JAG Communications has accused BT of ‘putting 250 jobs at risk’ with its refusal to provide an internet connection for five days.
The disagreement follows JAG’s name change, after going into prepack administration (where a company moves its valuable assets into a separate company) in February.
The retailer changed its name from JAG Communications Plymouth to JAG Communications South-West, but did not change the billing address. The new company was asked by BT to pay a deposit for its phone lines, which were closed for two days of testing.
BT has now told JAG it will need to close the internet connection, which piggybacks the telephone line, for five days, due to an Ofcom ruling on competition.
JAG’s owner and founder, John George (pictured), said: ‘We’ve been trying to reason with them; we are devastated that they can’t act on it. BT won’t even come back to us in two working days, despite the fact that we’ve underlined what’s at stake, and how important it is.’
He added that JAG will have to close for those five days, as all of its credit checks, invoicing, PDQ and top-ups are done via the internet.
A BT spokesman said: ‘Because JAG went into insolvency we have to treat them as a new business customer, and carry out credit checks.

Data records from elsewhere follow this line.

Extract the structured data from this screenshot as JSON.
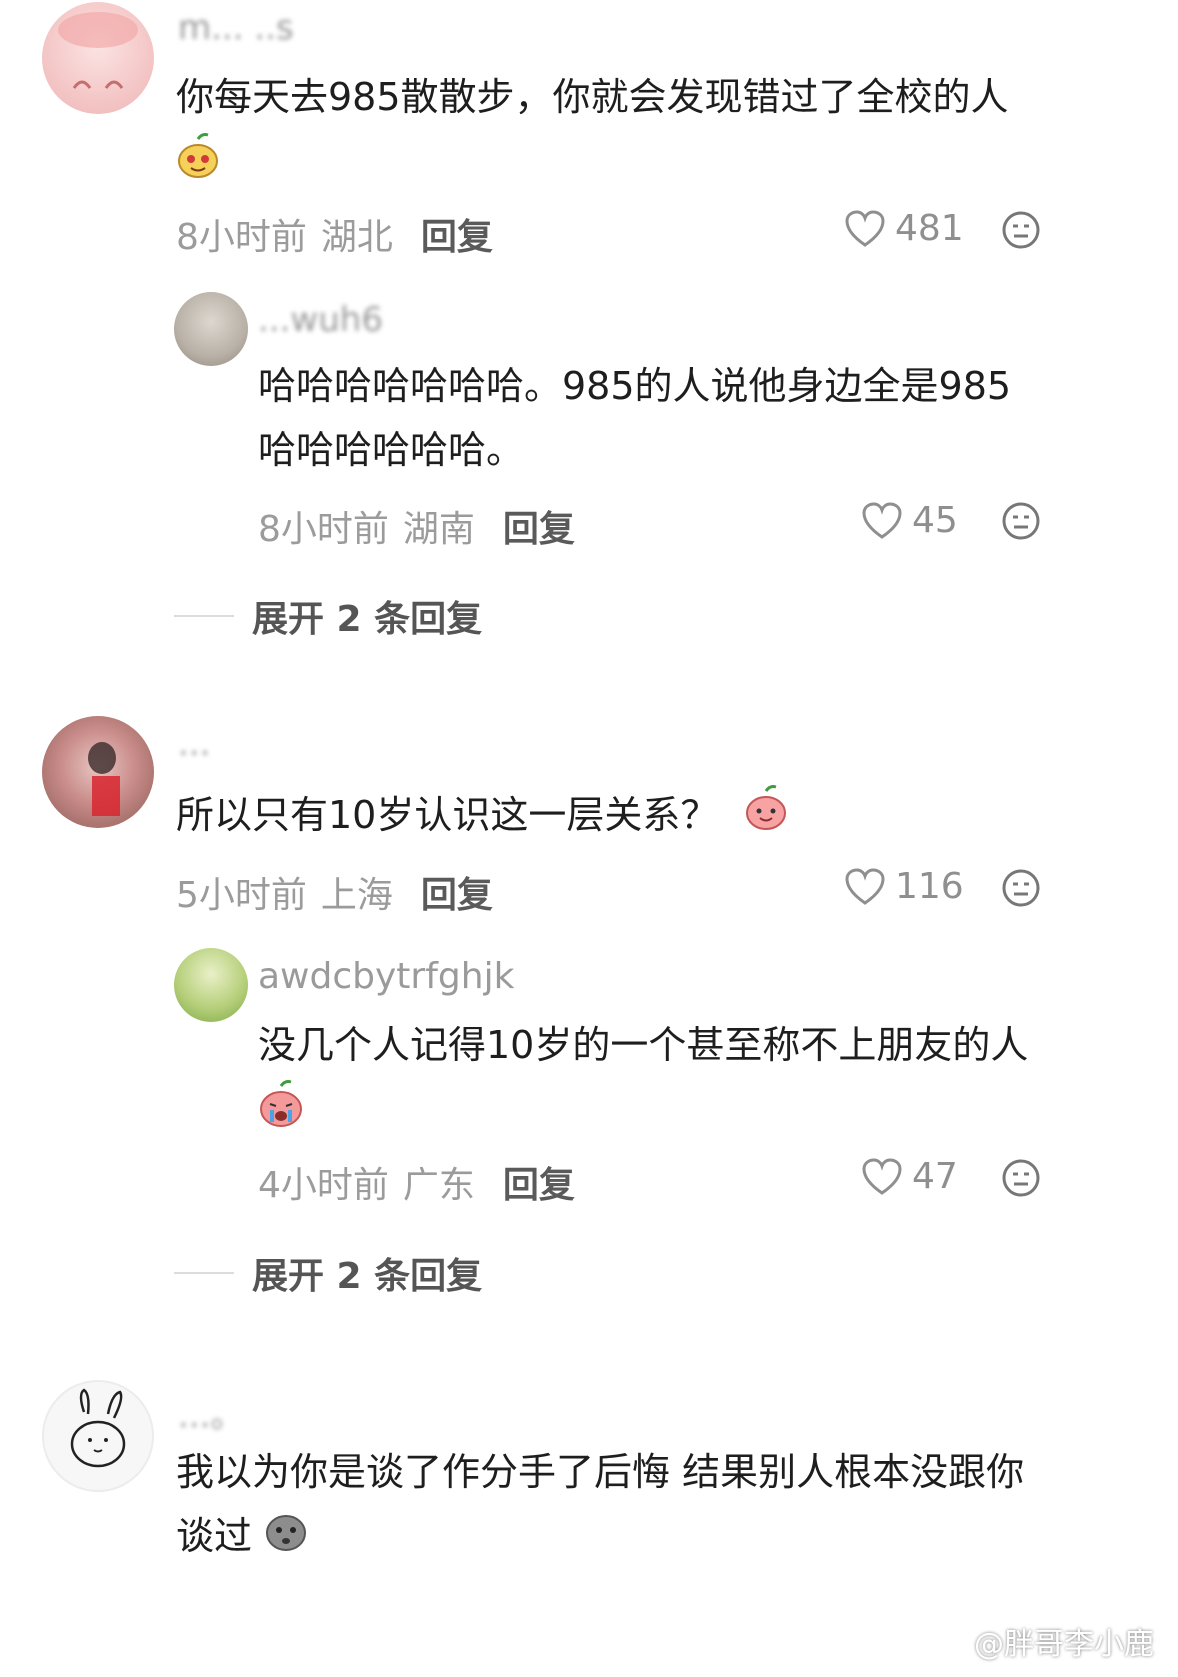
{
  "comments": [
    {
      "username": "m... ..s",
      "text": "你每天去985散散步，你就会发现错过了全校的人",
      "time": "8小时前",
      "location": "湖北",
      "reply_label": "回复",
      "likes": "481",
      "emoji": "pear-smile-emoji",
      "replies": [
        {
          "username": "...wuh6",
          "text_line1": "哈哈哈哈哈哈哈。985的人说他身边全是985",
          "text_line2": "哈哈哈哈哈哈。",
          "time": "8小时前",
          "location": "湖南",
          "reply_label": "回复",
          "likes": "45"
        }
      ],
      "expand_label": "展开 2 条回复"
    },
    {
      "username": "...",
      "text": "所以只有10岁认识这一层关系？",
      "time": "5小时前",
      "location": "上海",
      "reply_label": "回复",
      "likes": "116",
      "emoji": "peach-smile-emoji",
      "replies": [
        {
          "username": "awdcbytrfghjk",
          "text": "没几个人记得10岁的一个甚至称不上朋友的人",
          "time": "4小时前",
          "location": "广东",
          "reply_label": "回复",
          "likes": "47",
          "emoji": "peach-crying-emoji"
        }
      ],
      "expand_label": "展开 2 条回复"
    },
    {
      "username": "...。",
      "text_line1": "我以为你是谈了作分手了后悔 结果别人根本没跟你",
      "text_line2": "谈过",
      "emoji": "gray-speechless-emoji"
    }
  ],
  "watermark": "@胖哥李小鹿",
  "colors": {
    "meta_gray": "#9b9b9b",
    "text": "#1e1e1e",
    "reply": "#5a5a5a"
  }
}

The process to set up a new customer takes between five and 10 working days.’
He added that ‘it is reasonably standard practice’ for accounts to take up to five days to be established because of competition, or ‘industry equivalent’.
However, an Ofcom spokeswoman said: ‘If you are not changing companies, there is no five day rule.’

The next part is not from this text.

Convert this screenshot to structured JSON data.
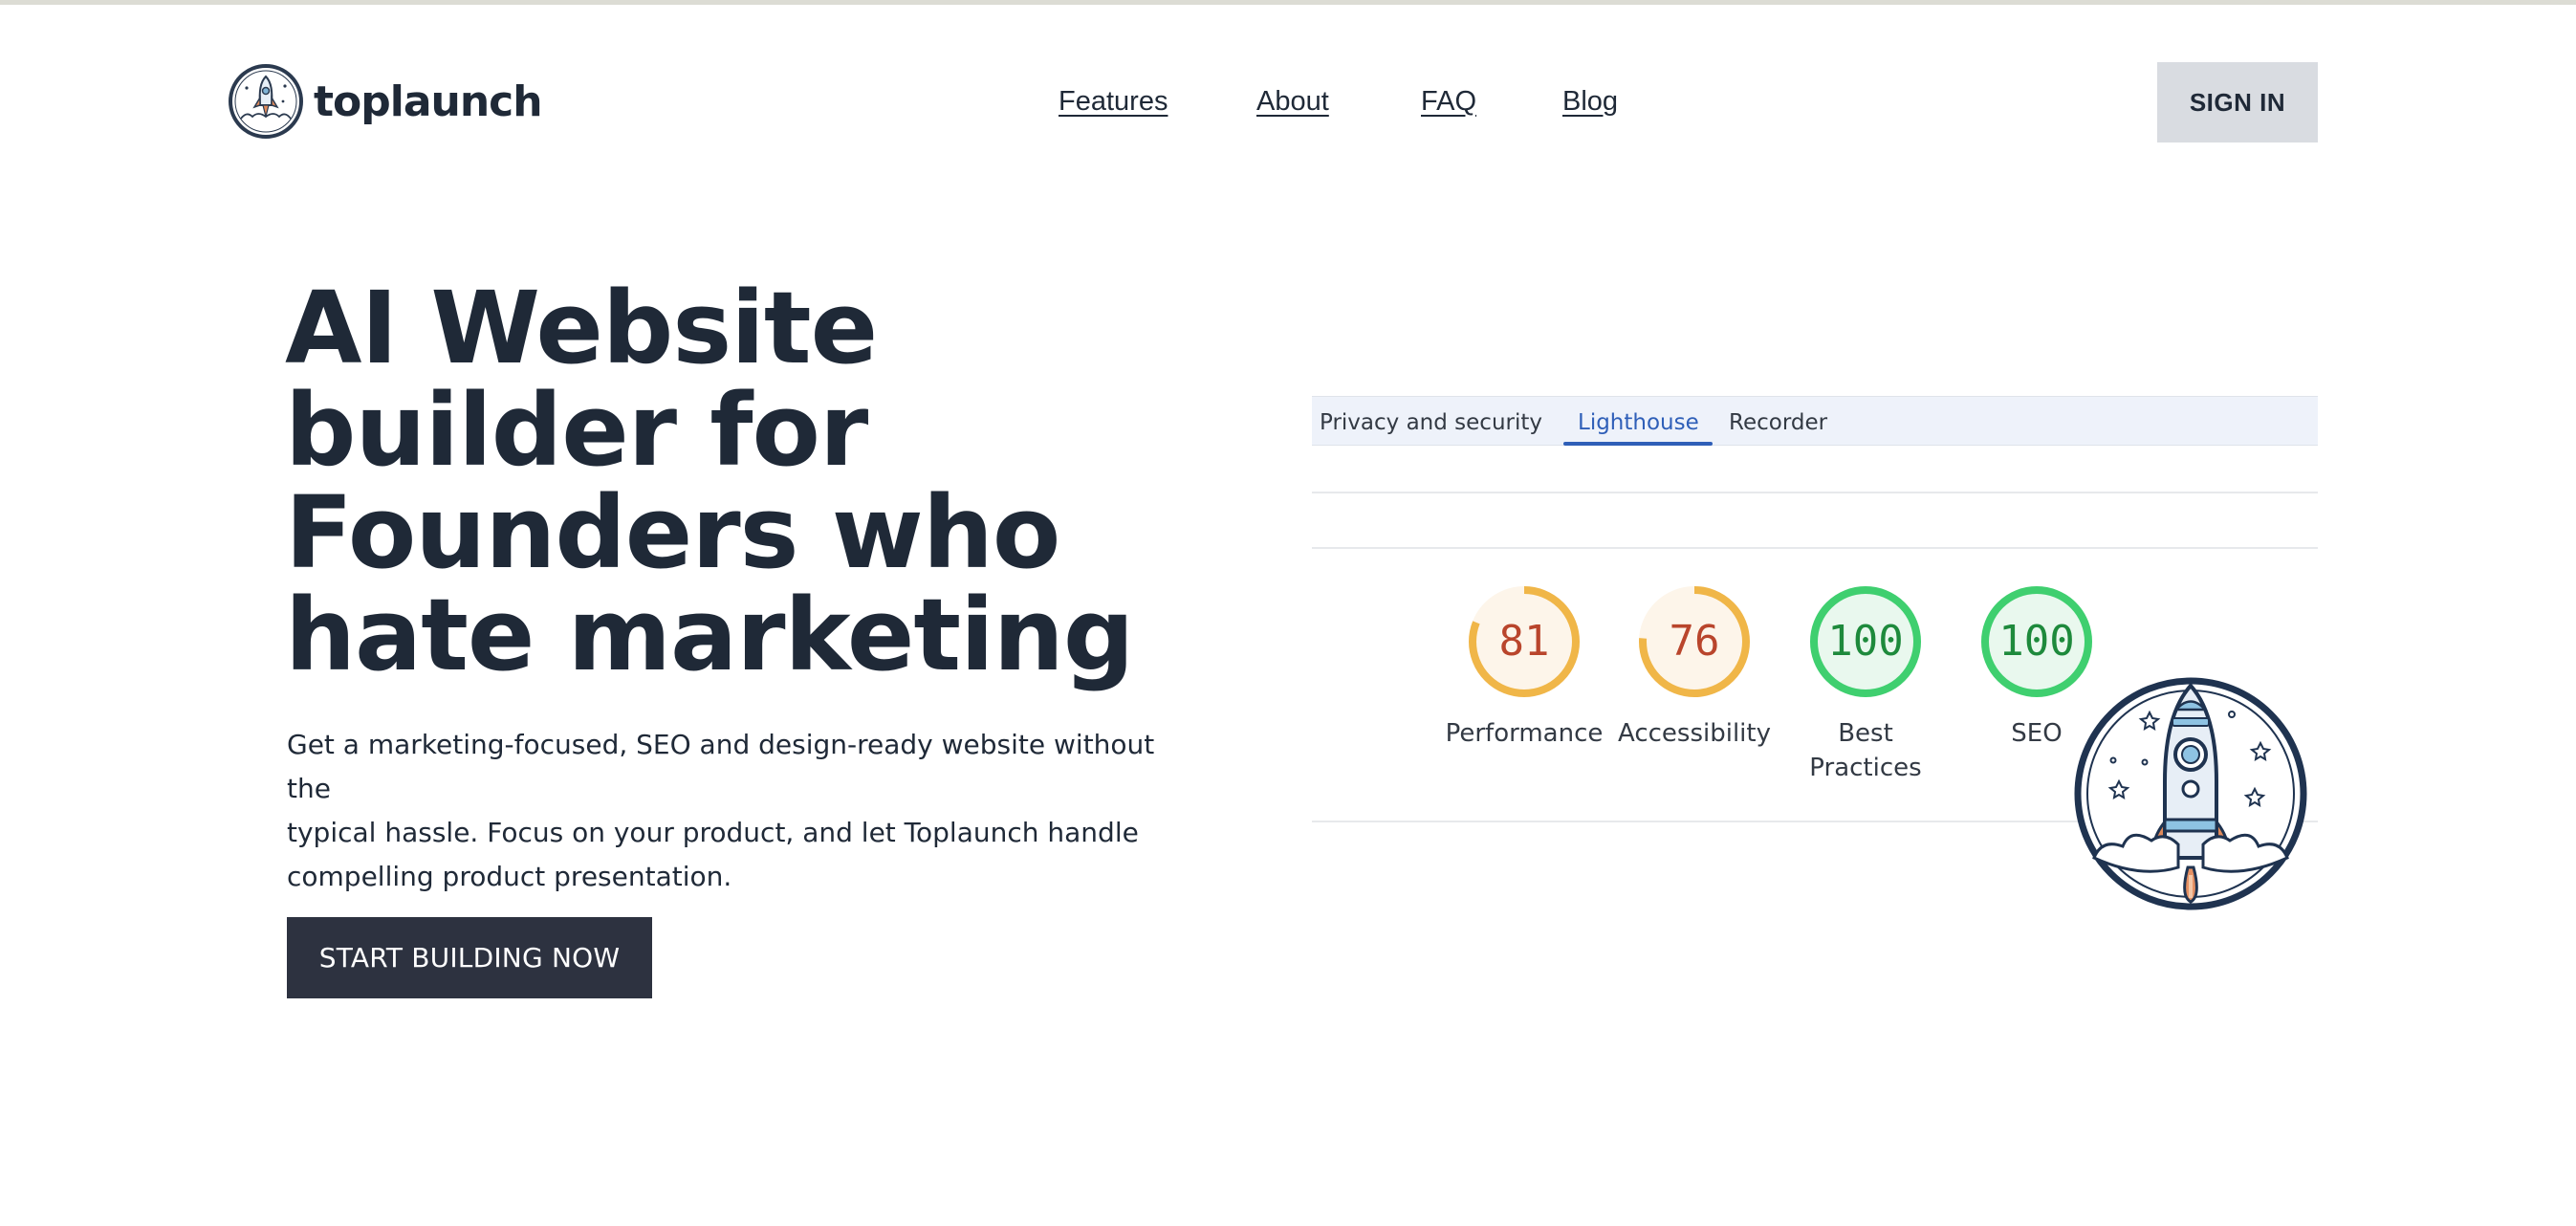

JAG averted a collapse by going into prepack administration in February 2009. Problems were understood to have arisen after the retailer’s bank,
Lloyds TSB, withdrew its £2m overdraft, preventing the business from paying

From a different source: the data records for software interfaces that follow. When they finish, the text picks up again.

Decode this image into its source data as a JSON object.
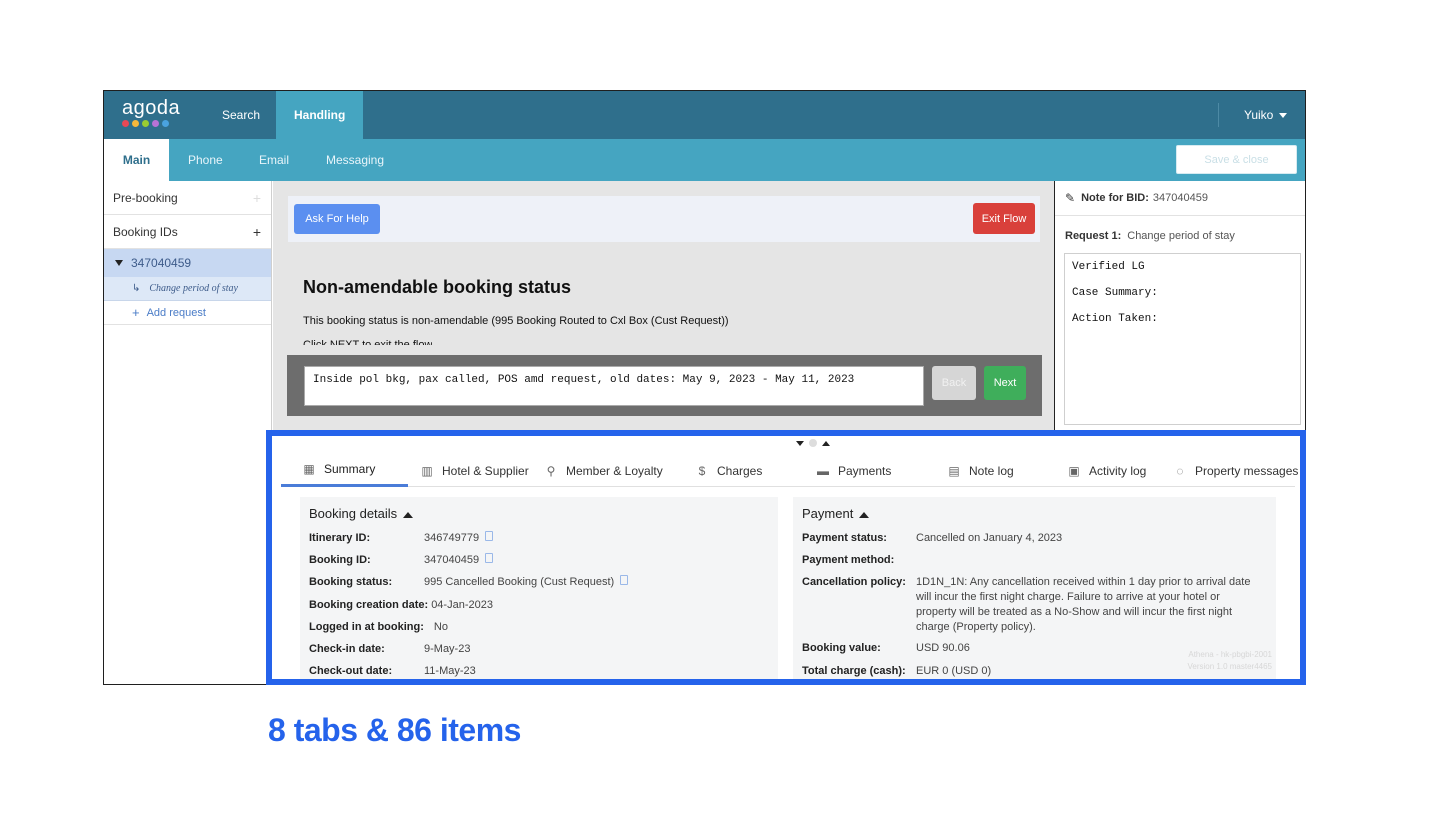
{
  "app": {
    "logo": "agoda",
    "logo_colors": [
      "#e84855",
      "#f6b93b",
      "#9acd32",
      "#b872d6",
      "#4aa3df"
    ],
    "nav": {
      "search": "Search",
      "handling": "Handling"
    },
    "user": "Yuiko",
    "subtabs": {
      "main": "Main",
      "phone": "Phone",
      "email": "Email",
      "messaging": "Messaging"
    },
    "save_close": "Save & close"
  },
  "sidebar": {
    "prebooking": "Pre-booking",
    "booking_ids": "Booking IDs",
    "booking_id": "347040459",
    "request": "Change period of stay",
    "add_request": "Add request",
    "plus": "+"
  },
  "flow": {
    "ask_help": "Ask For Help",
    "exit": "Exit Flow",
    "title": "Non-amendable booking status",
    "description": "This booking status is non-amendable (995 Booking Routed to Cxl Box (Cust Request))",
    "cut_text": "Click NEXT to exit the flow",
    "note_text": "Inside pol bkg, pax called, POS amd request, old dates: May 9, 2023 - May 11, 2023",
    "back": "Back",
    "next": "Next"
  },
  "note_panel": {
    "label": "Note for BID:",
    "bid": "347040459",
    "request_label": "Request 1:",
    "request_value": "Change period of stay",
    "lines": [
      "Verified LG",
      "Case Summary:",
      "Action Taken:"
    ]
  },
  "details": {
    "tabs": [
      {
        "label": "Summary",
        "icon": "calendar-icon"
      },
      {
        "label": "Hotel & Supplier",
        "icon": "building-icon"
      },
      {
        "label": "Member & Loyalty",
        "icon": "person-icon"
      },
      {
        "label": "Charges",
        "icon": "dollar-icon"
      },
      {
        "label": "Payments",
        "icon": "card-icon"
      },
      {
        "label": "Note log",
        "icon": "note-icon"
      },
      {
        "label": "Activity log",
        "icon": "activity-icon"
      },
      {
        "label": "Property messages",
        "icon": "chat-icon"
      }
    ],
    "booking": {
      "title": "Booking details",
      "rows": [
        {
          "k": "Itinerary ID:",
          "v": "346749779"
        },
        {
          "k": "Booking ID:",
          "v": "347040459"
        },
        {
          "k": "Booking status:",
          "v": "995 Cancelled Booking (Cust Request)"
        },
        {
          "k": "Booking creation date:",
          "v": "04-Jan-2023"
        },
        {
          "k": "Logged in at booking:",
          "v": "No"
        },
        {
          "k": "Check-in date:",
          "v": "9-May-23"
        },
        {
          "k": "Check-out date:",
          "v": "11-May-23"
        }
      ]
    },
    "payment": {
      "title": "Payment",
      "rows": [
        {
          "k": "Payment status:",
          "v": "Cancelled on January 4, 2023"
        },
        {
          "k": "Payment method:",
          "v": ""
        },
        {
          "k": "Cancellation policy:",
          "v": "1D1N_1N: Any cancellation received within 1 day prior to arrival date will incur the first night charge. Failure to arrive at your hotel or property will be treated as a No-Show and will incur the first night charge (Property policy)."
        },
        {
          "k": "Booking value:",
          "v": "USD 90.06"
        },
        {
          "k": "Total charge (cash):",
          "v": "EUR 0 (USD 0)"
        }
      ],
      "version_lines": [
        "Athena - hk-pbgbi-2001",
        "Version 1.0 master4465"
      ]
    }
  },
  "caption": "8 tabs & 86 items"
}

It is understood that the old company owed between £10,000 and £15,000 to BT.